### What to do
Among the entries below, count the lines holding the string "Compiler". Respond with the number alone.

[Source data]
BEGIN

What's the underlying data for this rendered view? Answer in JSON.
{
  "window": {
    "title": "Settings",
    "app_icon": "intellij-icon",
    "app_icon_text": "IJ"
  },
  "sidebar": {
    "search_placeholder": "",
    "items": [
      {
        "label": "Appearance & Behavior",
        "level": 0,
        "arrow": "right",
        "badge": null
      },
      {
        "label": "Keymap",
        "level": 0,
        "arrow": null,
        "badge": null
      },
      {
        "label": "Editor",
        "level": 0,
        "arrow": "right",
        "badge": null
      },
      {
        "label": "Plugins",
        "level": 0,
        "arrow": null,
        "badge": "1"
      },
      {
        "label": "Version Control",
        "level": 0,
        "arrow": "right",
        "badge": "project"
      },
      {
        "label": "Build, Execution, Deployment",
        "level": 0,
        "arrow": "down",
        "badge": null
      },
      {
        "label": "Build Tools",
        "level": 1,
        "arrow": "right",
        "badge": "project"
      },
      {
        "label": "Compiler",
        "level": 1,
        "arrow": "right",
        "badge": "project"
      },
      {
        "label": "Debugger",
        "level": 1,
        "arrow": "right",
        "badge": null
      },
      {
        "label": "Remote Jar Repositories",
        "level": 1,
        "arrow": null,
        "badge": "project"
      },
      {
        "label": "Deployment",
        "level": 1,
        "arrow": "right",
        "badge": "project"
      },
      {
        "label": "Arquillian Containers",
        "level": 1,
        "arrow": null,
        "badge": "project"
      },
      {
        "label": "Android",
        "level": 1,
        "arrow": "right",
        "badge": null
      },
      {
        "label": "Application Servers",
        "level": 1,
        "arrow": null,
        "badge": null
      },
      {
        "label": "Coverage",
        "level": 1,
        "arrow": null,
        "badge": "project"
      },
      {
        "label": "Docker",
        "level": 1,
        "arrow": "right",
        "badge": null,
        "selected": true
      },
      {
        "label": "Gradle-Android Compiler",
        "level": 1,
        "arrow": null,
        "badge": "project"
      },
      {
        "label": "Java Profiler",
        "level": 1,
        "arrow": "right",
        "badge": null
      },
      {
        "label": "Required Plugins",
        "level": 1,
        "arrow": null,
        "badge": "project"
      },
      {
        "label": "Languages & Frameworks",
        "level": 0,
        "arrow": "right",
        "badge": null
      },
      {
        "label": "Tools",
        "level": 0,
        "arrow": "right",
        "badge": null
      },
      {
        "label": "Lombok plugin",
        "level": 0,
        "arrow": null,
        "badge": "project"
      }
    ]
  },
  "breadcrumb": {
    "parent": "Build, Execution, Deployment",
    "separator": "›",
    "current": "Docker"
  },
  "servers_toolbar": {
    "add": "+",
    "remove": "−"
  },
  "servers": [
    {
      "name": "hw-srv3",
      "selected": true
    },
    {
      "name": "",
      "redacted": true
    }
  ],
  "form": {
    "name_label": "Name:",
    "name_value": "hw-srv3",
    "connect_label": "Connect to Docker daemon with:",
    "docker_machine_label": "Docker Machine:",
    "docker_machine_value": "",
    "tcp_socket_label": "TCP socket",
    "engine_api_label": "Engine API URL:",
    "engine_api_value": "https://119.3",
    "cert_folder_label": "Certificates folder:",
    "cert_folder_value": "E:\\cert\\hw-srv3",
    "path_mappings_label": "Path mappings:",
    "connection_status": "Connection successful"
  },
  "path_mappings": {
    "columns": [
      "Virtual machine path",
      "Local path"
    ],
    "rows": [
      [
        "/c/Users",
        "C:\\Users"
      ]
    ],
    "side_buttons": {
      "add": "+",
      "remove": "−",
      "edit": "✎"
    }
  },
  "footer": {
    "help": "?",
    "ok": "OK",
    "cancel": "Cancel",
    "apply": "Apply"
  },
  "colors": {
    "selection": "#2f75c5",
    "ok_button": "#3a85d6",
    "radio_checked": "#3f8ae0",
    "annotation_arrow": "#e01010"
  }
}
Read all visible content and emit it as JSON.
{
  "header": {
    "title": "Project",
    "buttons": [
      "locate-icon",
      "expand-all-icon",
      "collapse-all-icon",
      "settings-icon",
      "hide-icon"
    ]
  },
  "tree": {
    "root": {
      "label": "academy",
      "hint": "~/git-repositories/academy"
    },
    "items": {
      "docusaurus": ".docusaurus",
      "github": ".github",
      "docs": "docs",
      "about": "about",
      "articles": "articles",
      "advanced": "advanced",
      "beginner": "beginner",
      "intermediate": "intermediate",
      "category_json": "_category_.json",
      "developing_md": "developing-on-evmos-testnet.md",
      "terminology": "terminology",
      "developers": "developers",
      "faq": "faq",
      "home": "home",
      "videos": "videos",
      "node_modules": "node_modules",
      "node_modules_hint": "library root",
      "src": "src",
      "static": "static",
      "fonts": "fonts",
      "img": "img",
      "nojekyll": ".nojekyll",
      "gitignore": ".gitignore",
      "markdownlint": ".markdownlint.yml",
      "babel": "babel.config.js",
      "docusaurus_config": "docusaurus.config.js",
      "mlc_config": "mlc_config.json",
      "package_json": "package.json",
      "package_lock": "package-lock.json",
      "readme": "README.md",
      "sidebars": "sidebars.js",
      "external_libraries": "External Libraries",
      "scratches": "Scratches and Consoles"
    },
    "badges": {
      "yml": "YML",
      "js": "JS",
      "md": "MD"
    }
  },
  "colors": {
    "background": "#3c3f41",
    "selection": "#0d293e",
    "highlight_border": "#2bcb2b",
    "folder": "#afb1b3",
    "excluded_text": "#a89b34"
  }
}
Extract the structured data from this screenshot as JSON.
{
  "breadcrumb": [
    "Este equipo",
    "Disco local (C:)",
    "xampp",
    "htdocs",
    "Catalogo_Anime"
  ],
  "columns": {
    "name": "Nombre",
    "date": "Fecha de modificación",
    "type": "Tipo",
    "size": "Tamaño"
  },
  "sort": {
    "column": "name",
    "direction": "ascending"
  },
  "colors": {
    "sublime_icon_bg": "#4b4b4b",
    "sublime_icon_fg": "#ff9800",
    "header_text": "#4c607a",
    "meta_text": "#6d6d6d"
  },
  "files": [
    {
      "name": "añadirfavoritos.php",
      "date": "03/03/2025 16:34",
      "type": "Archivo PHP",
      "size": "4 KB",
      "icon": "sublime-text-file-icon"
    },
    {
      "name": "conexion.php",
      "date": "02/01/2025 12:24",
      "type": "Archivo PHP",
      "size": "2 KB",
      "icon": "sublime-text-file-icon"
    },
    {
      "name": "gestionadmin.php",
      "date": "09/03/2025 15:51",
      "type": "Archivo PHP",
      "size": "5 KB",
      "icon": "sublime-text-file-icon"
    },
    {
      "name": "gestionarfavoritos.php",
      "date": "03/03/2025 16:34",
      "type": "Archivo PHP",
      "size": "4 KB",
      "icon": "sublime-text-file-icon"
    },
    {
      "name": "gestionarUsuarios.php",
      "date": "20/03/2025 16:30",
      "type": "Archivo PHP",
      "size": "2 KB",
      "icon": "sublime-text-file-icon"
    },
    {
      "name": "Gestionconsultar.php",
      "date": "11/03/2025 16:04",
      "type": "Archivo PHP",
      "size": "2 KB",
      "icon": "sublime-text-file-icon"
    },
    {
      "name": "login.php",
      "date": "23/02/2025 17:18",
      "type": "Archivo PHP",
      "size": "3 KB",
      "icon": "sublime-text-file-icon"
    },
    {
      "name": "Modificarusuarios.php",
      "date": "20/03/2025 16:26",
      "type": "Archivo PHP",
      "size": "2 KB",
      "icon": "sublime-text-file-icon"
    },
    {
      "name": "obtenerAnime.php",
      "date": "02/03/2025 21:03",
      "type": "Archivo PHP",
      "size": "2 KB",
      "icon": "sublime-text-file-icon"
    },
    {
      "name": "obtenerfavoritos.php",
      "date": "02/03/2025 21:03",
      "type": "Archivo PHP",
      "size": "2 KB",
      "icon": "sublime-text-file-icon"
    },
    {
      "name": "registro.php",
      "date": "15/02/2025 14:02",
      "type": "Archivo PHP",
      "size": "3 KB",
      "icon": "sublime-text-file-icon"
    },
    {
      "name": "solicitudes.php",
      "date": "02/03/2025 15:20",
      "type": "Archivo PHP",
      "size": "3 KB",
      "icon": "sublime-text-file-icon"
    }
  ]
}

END

### Answer for the task
2